**WORK ORDER**
Go through the data below and report how many lines contain "meta"; the reply holds only that number.

**SUPPLIED DATA**
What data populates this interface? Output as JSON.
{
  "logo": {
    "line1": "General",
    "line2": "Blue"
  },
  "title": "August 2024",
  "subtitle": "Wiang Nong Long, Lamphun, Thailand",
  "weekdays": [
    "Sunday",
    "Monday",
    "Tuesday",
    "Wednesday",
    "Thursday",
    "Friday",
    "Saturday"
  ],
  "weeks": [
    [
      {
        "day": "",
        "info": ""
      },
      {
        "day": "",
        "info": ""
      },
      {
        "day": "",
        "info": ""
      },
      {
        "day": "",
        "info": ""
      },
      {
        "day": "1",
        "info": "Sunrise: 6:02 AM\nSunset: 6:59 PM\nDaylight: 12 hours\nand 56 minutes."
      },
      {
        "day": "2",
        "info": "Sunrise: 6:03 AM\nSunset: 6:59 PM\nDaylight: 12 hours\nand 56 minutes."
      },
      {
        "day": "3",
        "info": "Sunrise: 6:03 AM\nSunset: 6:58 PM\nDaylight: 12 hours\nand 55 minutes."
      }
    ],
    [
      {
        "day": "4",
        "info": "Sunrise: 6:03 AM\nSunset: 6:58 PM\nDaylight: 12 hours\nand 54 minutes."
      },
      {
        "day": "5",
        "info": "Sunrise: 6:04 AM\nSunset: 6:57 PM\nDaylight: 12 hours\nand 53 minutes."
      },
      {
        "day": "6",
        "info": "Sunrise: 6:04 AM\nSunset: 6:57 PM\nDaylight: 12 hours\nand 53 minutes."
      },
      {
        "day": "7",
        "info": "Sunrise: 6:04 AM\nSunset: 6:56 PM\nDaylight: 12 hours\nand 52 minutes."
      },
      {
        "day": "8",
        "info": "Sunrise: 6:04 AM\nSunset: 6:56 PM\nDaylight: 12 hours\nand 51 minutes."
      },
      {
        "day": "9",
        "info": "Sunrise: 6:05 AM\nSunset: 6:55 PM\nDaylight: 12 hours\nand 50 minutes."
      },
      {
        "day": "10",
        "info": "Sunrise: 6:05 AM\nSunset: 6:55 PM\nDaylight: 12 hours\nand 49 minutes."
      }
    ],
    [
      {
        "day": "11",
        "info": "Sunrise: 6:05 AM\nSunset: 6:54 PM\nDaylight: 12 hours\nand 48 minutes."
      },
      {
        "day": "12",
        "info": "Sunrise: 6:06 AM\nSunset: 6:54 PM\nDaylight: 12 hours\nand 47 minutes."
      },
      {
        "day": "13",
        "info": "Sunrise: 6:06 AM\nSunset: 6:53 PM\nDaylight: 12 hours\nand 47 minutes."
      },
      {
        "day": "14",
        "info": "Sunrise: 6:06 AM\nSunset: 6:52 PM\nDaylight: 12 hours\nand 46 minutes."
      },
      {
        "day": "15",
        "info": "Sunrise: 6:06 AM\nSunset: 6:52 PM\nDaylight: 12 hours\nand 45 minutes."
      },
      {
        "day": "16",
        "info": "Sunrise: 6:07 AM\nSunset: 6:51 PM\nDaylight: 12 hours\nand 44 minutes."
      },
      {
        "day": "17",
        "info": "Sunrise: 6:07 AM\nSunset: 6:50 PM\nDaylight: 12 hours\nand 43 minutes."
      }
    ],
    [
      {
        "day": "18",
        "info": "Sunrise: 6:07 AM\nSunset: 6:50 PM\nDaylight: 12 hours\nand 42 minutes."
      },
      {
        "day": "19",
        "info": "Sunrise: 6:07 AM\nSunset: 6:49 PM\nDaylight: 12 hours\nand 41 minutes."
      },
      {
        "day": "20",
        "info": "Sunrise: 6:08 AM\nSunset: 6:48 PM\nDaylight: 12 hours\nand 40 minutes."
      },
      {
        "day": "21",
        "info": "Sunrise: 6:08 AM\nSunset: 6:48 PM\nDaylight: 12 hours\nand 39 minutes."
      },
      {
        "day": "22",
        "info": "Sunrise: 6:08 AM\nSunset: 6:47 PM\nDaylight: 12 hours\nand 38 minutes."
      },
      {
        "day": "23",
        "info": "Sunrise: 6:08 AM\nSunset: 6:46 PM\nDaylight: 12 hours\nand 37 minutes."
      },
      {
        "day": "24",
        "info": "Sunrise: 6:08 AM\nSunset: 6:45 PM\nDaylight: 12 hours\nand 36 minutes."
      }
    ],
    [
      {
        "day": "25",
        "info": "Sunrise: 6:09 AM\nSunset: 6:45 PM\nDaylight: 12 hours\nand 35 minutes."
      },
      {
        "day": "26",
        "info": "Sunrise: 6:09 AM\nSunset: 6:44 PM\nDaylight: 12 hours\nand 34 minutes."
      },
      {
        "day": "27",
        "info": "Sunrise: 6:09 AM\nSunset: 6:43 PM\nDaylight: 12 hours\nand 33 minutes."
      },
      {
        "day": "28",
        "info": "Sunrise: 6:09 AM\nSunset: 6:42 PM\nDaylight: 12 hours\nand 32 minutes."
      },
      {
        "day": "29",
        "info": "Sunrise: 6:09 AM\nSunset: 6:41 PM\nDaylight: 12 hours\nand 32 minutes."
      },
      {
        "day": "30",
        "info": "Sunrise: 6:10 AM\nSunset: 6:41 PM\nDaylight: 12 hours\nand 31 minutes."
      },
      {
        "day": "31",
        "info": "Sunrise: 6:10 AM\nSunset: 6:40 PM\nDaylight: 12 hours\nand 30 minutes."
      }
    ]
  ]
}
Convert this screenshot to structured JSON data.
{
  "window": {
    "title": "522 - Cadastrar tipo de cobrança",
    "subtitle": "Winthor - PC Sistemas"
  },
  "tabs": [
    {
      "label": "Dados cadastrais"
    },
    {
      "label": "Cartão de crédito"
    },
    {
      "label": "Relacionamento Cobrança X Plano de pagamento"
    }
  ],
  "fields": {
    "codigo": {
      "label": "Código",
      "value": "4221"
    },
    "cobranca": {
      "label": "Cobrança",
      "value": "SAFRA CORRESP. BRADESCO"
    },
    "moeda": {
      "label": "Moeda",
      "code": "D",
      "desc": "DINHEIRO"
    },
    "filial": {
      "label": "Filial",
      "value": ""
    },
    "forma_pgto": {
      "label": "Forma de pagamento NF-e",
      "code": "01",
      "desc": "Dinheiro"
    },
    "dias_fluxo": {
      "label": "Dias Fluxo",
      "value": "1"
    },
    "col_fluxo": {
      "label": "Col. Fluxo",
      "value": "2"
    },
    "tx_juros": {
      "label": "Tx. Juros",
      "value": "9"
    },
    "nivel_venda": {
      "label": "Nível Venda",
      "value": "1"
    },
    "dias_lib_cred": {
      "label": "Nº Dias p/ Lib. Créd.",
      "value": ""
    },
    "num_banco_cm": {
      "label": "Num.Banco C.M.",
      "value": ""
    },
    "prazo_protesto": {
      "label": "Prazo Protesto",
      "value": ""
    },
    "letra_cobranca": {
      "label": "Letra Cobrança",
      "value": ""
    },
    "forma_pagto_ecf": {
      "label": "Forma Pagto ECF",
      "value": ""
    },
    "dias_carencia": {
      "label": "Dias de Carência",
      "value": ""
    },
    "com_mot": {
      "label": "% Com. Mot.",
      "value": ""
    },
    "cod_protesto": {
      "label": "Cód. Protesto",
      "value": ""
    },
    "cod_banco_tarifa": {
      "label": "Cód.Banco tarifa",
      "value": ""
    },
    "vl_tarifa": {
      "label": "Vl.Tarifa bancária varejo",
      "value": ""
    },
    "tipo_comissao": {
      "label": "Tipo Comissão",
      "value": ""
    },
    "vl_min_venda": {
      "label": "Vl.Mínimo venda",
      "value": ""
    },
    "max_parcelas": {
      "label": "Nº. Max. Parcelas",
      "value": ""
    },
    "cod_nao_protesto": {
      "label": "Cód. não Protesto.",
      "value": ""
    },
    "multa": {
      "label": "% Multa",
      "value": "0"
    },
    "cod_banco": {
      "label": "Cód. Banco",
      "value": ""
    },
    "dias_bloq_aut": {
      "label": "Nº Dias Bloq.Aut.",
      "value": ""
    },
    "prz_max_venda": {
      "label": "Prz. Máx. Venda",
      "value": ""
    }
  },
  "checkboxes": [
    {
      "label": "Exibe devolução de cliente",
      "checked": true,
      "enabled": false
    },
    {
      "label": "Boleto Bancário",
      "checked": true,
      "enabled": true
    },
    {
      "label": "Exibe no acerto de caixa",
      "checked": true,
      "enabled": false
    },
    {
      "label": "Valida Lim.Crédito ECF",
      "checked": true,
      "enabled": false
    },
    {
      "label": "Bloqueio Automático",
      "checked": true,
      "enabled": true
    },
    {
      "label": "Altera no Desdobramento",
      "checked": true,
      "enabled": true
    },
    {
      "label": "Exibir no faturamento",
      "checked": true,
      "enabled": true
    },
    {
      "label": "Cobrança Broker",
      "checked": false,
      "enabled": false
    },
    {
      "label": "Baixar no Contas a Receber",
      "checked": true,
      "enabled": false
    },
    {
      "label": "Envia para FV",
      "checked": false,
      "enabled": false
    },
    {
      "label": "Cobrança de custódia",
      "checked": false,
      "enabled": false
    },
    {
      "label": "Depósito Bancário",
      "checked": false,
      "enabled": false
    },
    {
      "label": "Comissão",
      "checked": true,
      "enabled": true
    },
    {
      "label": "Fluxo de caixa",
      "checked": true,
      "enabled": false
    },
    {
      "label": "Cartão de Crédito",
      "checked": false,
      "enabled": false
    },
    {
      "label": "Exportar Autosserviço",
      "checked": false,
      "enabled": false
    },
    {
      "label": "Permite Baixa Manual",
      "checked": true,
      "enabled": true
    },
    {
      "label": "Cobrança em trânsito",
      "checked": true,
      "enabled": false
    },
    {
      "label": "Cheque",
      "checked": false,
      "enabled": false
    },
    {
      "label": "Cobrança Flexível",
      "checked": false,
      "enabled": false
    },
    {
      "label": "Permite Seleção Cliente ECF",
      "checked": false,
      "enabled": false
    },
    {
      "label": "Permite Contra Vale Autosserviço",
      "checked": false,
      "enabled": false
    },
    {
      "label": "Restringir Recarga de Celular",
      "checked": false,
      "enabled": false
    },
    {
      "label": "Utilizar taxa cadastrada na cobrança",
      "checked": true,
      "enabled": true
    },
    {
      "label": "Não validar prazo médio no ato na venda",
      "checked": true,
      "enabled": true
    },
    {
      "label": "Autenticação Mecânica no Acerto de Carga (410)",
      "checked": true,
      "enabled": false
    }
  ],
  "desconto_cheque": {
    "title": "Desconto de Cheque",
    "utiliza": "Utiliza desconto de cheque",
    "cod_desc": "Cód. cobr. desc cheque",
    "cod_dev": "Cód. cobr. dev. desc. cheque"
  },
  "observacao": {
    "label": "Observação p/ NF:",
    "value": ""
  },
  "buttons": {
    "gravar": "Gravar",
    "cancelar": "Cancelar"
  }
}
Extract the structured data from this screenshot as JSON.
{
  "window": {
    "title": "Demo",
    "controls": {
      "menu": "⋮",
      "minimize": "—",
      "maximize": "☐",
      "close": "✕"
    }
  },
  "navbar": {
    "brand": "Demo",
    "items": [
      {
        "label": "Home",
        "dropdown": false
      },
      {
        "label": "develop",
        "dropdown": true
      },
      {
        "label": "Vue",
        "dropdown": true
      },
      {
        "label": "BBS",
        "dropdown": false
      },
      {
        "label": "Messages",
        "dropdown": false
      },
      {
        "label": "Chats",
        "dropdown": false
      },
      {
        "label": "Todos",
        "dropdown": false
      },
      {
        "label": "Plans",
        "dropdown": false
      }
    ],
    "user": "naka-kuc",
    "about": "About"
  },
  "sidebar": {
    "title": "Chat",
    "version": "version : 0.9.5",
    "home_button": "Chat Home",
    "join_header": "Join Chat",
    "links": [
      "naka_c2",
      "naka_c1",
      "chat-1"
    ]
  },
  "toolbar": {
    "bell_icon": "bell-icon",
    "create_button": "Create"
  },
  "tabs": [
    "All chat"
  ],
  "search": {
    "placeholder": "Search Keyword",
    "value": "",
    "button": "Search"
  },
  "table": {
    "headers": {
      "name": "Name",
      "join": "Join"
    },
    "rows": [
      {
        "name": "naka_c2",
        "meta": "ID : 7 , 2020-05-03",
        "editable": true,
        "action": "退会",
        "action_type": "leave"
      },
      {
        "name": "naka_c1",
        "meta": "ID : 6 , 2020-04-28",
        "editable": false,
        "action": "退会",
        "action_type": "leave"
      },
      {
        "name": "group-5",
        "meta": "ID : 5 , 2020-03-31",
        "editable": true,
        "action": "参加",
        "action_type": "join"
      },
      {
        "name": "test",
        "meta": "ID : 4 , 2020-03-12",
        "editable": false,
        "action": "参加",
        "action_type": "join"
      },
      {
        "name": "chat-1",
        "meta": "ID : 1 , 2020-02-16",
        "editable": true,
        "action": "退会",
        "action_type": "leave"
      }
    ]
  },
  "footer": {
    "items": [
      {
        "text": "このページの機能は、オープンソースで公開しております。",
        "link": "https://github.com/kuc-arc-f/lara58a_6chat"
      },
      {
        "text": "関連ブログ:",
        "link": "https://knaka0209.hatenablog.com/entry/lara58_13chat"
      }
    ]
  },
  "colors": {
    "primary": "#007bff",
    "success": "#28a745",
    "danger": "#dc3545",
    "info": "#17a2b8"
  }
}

**OUTPUT FOR THIS EXERCISE**
5